■ **What needs to be done**: Each record that comes next should be output exactly; pictures do not belong in the copy.

• • • • • • •

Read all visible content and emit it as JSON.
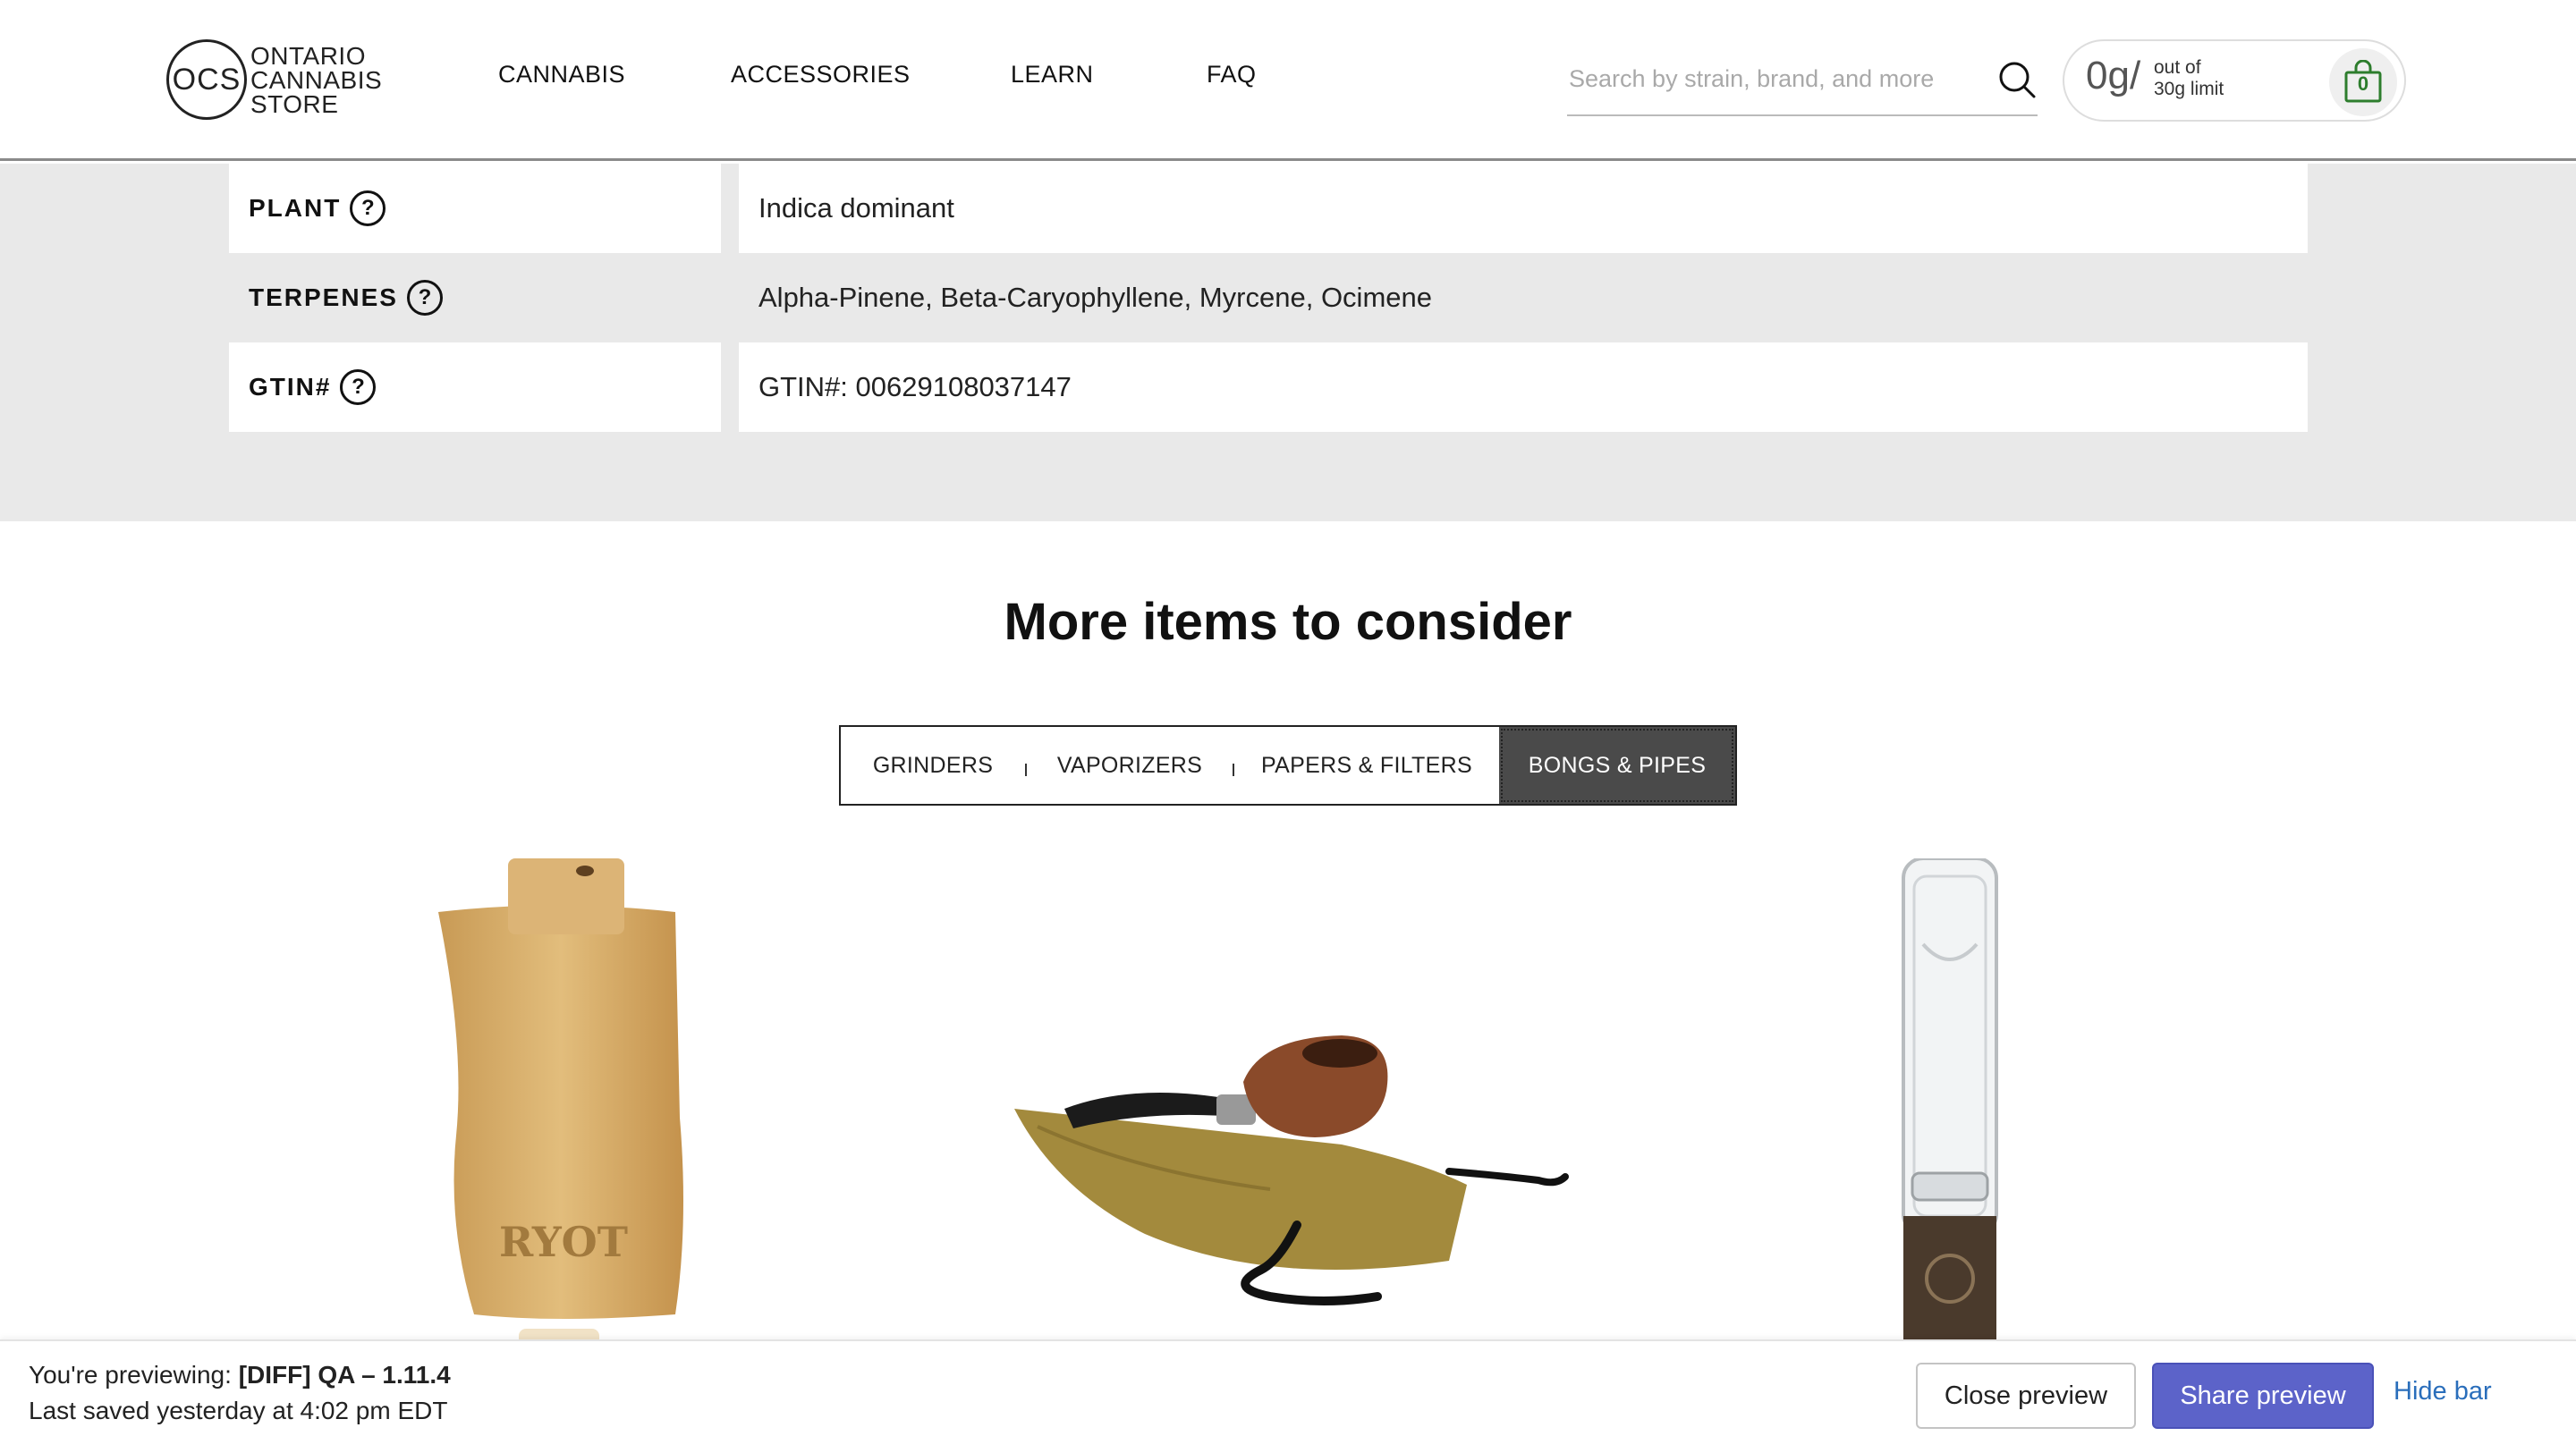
{
  "header": {
    "logo": {
      "mark": "OCS",
      "lines": [
        "ONTARIO",
        "CANNABIS",
        "STORE"
      ]
    },
    "nav": [
      {
        "label": "CANNABIS"
      },
      {
        "label": "ACCESSORIES"
      },
      {
        "label": "LEARN"
      },
      {
        "label": "FAQ"
      }
    ],
    "search": {
      "placeholder": "Search by strain, brand, and more",
      "value": "",
      "icon": "search-icon"
    },
    "limit": {
      "amount": "0g",
      "separator": "/",
      "sub_line1": "out of",
      "sub_line2": "30g limit",
      "cart_count": "0",
      "cart_icon": "shopping-bag-icon"
    }
  },
  "specs": [
    {
      "label": "PLANT",
      "value": "Indica dominant"
    },
    {
      "label": "TERPENES",
      "value": "Alpha-Pinene, Beta-Caryophyllene, Myrcene, Ocimene"
    },
    {
      "label": "GTIN#",
      "value": "GTIN#: 00629108037147"
    }
  ],
  "help_icon_glyph": "?",
  "more_items": {
    "title": "More items to consider",
    "tabs": [
      {
        "label": "GRINDERS",
        "active": false
      },
      {
        "label": "VAPORIZERS",
        "active": false
      },
      {
        "label": "PAPERS & FILTERS",
        "active": false
      },
      {
        "label": "BONGS & PIPES",
        "active": true
      }
    ],
    "products": [
      {
        "image": "wooden-dugout-box",
        "brand_engraving": "RYOT"
      },
      {
        "image": "wooden-tobacco-pipe-with-pouch"
      },
      {
        "image": "glass-chillum-pipe"
      }
    ]
  },
  "preview_bar": {
    "prefix": "You're previewing:",
    "theme_name": "[DIFF] QA – 1.11.4",
    "saved": "Last saved yesterday at 4:02 pm EDT",
    "close_label": "Close preview",
    "share_label": "Share preview",
    "hide_label": "Hide bar"
  },
  "colors": {
    "spec_background": "#e9e9e9",
    "tab_active_bg": "#4a4a4a",
    "share_button": "#5c63c9",
    "hide_link": "#2a6ebb",
    "cart_count": "#2d7d2d"
  }
}
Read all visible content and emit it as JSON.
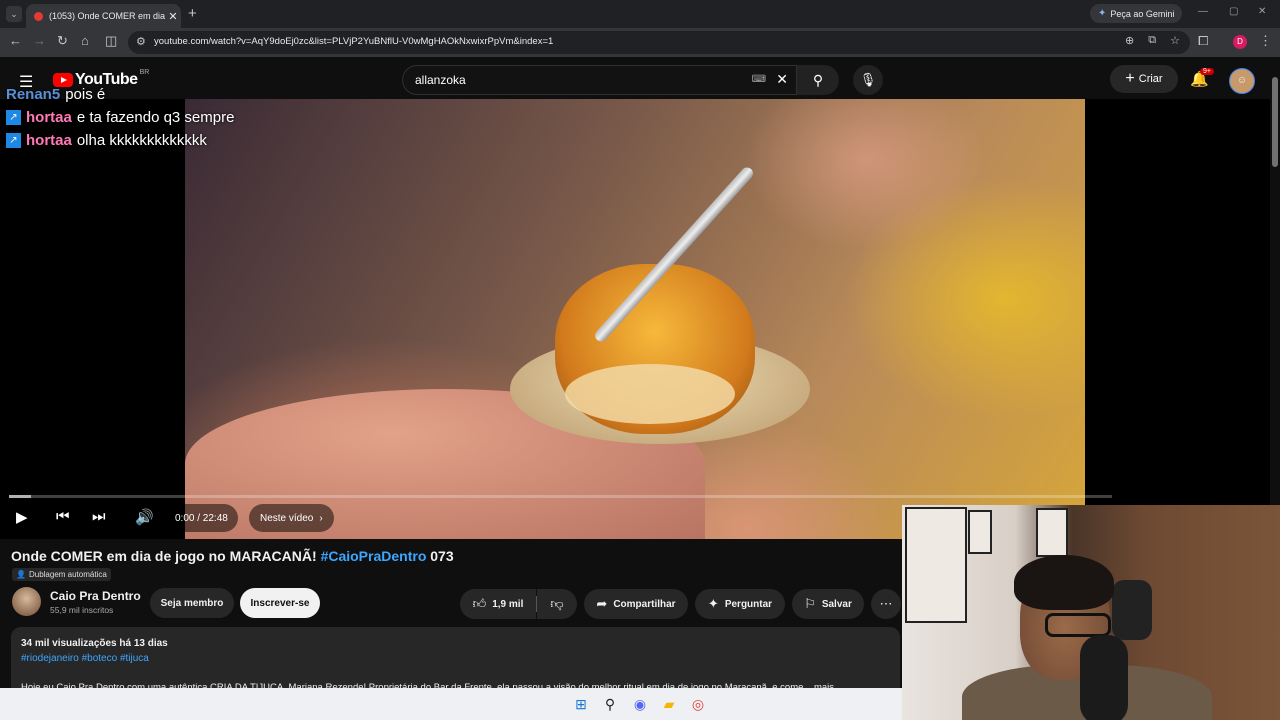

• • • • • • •

■ **Answer box**:
Read all visible content and emit it as JSON.
{
  "header": {
    "logo": {
      "mark": "OCS",
      "lines": [
        "ONTARIO",
        "CANNABIS",
        "STORE"
      ]
    },
    "nav": [
      {
        "label": "CANNABIS"
      },
      {
        "label": "ACCESSORIES"
      },
      {
        "label": "LEARN"
      },
      {
        "label": "FAQ"
      }
    ],
    "search": {
      "placeholder": "Search by strain, brand, and more",
      "value": "",
      "icon": "search-icon"
    },
    "limit": {
      "amount": "0g",
      "separator": "/",
      "sub_line1": "out of",
      "sub_line2": "30g limit",
      "cart_count": "0",
      "cart_icon": "shopping-bag-icon"
    }
  },
  "specs": [
    {
      "label": "PLANT",
      "value": "Indica dominant"
    },
    {
      "label": "TERPENES",
      "value": "Alpha-Pinene, Beta-Caryophyllene, Myrcene, Ocimene"
    },
    {
      "label": "GTIN#",
      "value": "GTIN#: 00629108037147"
    }
  ],
  "help_icon_glyph": "?",
  "more_items": {
    "title": "More items to consider",
    "tabs": [
      {
        "label": "GRINDERS",
        "active": false
      },
      {
        "label": "VAPORIZERS",
        "active": false
      },
      {
        "label": "PAPERS & FILTERS",
        "active": false
      },
      {
        "label": "BONGS & PIPES",
        "active": true
      }
    ],
    "products": [
      {
        "image": "wooden-dugout-box",
        "brand_engraving": "RYOT"
      },
      {
        "image": "wooden-tobacco-pipe-with-pouch"
      },
      {
        "image": "glass-chillum-pipe"
      }
    ]
  },
  "preview_bar": {
    "prefix": "You're previewing:",
    "theme_name": "[DIFF] QA – 1.11.4",
    "saved": "Last saved yesterday at 4:02 pm EDT",
    "close_label": "Close preview",
    "share_label": "Share preview",
    "hide_label": "Hide bar"
  },
  "colors": {
    "spec_background": "#e9e9e9",
    "tab_active_bg": "#4a4a4a",
    "share_button": "#5c63c9",
    "hide_link": "#2a6ebb",
    "cart_count": "#2d7d2d"
  }
}
Read all visible content and emit it as JSON.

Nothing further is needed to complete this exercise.